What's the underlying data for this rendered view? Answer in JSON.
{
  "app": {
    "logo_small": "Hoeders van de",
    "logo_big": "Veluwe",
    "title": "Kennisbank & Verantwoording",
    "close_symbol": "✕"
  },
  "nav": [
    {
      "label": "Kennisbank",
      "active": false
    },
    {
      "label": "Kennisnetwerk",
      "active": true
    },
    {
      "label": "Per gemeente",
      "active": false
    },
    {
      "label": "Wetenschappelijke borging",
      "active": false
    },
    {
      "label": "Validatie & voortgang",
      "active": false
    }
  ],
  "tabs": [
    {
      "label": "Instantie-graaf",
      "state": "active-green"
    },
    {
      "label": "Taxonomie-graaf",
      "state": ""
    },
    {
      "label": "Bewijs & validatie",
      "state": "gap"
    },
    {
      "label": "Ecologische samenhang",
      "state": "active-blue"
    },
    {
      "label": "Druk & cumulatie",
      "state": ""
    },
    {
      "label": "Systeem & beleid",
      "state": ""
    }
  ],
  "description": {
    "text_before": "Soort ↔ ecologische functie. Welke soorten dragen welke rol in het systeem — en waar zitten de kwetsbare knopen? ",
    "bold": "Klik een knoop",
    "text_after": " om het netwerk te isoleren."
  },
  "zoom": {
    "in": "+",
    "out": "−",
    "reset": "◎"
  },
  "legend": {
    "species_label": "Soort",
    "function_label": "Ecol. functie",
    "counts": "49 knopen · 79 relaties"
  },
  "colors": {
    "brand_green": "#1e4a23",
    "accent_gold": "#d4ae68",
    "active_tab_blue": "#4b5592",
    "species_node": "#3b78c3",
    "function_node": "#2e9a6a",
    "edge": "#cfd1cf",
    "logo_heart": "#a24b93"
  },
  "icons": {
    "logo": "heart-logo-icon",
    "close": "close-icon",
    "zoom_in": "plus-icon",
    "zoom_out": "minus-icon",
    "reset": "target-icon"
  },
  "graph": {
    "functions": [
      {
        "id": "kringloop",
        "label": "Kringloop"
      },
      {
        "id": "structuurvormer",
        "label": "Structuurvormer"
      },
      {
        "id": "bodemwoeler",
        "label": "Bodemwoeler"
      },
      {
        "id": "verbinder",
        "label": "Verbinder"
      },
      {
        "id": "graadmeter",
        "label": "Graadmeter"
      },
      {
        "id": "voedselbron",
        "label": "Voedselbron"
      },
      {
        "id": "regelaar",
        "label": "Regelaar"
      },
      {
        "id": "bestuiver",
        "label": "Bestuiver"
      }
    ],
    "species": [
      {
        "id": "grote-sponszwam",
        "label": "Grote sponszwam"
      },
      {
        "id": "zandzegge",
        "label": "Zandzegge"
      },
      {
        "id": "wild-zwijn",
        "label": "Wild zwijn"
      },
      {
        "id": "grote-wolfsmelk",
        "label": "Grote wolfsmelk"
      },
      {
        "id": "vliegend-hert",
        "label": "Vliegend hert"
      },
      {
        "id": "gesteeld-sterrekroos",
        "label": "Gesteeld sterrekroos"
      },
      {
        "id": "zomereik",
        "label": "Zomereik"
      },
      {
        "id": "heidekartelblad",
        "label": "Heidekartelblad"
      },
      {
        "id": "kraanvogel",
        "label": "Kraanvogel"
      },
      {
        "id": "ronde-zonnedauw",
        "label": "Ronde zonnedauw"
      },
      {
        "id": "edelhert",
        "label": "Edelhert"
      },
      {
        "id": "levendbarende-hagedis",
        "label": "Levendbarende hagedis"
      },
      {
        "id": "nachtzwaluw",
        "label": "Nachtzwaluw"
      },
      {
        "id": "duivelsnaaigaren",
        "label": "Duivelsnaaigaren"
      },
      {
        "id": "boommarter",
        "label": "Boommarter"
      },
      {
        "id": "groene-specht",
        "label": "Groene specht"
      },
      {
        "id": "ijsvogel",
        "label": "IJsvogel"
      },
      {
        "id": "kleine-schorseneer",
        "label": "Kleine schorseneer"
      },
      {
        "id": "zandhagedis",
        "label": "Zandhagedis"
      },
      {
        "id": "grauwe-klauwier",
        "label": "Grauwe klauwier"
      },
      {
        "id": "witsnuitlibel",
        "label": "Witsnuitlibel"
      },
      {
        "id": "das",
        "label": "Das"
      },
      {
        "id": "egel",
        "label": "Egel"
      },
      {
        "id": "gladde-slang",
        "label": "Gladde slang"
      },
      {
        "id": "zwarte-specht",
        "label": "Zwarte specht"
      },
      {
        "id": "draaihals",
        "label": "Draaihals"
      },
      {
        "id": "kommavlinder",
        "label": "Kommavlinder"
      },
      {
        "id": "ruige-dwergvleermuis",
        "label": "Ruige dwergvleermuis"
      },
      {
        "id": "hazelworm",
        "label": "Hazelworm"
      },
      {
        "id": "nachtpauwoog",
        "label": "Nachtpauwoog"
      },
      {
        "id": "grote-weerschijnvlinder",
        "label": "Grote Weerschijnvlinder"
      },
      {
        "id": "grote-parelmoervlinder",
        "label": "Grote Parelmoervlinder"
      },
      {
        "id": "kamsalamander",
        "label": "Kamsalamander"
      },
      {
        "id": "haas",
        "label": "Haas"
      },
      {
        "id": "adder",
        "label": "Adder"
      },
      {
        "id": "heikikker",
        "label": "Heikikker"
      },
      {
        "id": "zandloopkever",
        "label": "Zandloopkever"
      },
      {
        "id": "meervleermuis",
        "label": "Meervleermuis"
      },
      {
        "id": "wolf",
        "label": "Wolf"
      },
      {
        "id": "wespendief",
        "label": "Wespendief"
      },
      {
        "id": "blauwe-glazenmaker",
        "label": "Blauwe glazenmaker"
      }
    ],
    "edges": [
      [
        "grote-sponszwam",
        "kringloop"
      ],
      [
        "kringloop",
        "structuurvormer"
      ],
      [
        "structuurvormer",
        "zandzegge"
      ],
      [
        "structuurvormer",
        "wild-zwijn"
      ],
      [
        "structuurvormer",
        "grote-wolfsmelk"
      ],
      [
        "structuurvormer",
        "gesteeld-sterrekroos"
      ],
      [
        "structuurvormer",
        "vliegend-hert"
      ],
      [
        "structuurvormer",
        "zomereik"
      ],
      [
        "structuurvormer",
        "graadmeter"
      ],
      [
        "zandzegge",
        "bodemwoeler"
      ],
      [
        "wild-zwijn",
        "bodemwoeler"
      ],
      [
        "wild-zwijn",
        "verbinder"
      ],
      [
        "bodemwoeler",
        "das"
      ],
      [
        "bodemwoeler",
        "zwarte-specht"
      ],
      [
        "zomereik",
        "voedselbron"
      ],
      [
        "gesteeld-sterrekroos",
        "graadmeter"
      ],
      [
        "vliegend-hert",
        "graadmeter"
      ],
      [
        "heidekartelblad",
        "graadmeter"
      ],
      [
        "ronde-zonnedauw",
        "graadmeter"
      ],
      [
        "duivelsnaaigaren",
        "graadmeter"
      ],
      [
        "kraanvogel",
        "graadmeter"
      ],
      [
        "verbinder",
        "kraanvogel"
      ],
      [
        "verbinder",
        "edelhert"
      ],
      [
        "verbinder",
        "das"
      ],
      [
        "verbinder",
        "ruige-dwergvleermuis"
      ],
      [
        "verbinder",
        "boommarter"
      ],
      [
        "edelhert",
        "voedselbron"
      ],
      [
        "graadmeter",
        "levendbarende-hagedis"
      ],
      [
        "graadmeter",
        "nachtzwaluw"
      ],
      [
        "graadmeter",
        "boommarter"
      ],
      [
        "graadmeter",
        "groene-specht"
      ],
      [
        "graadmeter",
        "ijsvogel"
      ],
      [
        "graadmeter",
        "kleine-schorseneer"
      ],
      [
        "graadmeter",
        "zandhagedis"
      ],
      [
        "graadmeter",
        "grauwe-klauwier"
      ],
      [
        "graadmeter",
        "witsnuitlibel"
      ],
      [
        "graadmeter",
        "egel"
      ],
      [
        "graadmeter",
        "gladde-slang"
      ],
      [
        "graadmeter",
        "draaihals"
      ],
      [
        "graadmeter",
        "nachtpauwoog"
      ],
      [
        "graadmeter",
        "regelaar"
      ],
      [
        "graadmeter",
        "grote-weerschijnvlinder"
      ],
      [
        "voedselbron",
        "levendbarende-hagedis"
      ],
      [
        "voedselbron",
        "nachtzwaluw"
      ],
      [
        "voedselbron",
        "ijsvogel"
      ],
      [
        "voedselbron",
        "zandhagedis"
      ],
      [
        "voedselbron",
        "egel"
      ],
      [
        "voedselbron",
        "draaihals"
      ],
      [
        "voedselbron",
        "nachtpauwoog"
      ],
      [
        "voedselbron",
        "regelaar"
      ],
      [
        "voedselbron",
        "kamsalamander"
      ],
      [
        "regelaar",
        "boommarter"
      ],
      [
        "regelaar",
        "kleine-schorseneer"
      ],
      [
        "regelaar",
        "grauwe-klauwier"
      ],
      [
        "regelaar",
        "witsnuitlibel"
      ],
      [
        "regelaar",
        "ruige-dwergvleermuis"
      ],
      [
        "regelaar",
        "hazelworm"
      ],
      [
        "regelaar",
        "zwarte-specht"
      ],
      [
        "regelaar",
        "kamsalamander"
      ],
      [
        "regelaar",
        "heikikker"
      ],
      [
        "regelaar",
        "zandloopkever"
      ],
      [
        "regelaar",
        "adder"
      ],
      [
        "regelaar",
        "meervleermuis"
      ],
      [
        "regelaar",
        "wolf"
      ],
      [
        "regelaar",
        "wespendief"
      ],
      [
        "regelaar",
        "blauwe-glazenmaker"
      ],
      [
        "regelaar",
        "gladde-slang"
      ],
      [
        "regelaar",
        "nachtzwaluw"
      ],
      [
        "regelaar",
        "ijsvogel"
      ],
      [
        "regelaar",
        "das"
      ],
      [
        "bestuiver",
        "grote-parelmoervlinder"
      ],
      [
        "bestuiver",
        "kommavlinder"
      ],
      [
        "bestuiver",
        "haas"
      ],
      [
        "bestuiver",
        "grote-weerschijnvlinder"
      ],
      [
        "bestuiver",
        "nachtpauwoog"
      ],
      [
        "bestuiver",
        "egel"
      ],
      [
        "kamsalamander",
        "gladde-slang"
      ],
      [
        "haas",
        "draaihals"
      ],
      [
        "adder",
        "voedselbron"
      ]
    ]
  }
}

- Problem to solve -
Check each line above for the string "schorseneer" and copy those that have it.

- Output for this task -
        "id": "kleine-schorseneer",
        "label": "Kleine schorseneer"
        "kleine-schorseneer"
        "kleine-schorseneer"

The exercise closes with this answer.